> **Dataset records**
»»
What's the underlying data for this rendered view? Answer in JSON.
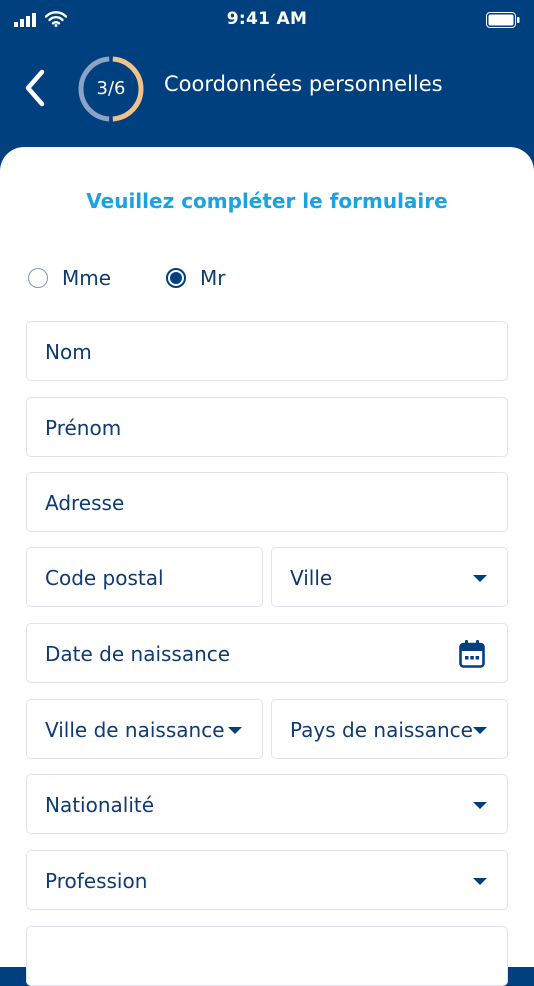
{
  "status_bar": {
    "time": "9:41 AM"
  },
  "header": {
    "step": "3/6",
    "step_fraction": 0.5,
    "title": "Coordonnées personnelles"
  },
  "colors": {
    "header_bg": "#00407f",
    "accent": "#1aa3e1",
    "progress_done": "#f3c28b",
    "progress_todo": "#8aa3c6",
    "text": "#0f3b73"
  },
  "form": {
    "title": "Veuillez compléter le formulaire",
    "civility": {
      "options": [
        "Mme",
        "Mr"
      ],
      "selected": "Mr"
    },
    "fields": {
      "nom": "Nom",
      "prenom": "Prénom",
      "adresse": "Adresse",
      "code_postal": "Code postal",
      "ville": "Ville",
      "date_naissance": "Date de naissance",
      "ville_naissance": "Ville de naissance",
      "pays_naissance": "Pays de naissance",
      "nationalite": "Nationalité",
      "profession": "Profession"
    }
  },
  "icons": [
    "signal-icon",
    "wifi-icon",
    "battery-icon",
    "back-chevron-icon",
    "calendar-icon",
    "chevron-down-icon"
  ]
}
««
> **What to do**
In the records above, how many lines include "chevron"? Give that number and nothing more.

> **Written answer**
2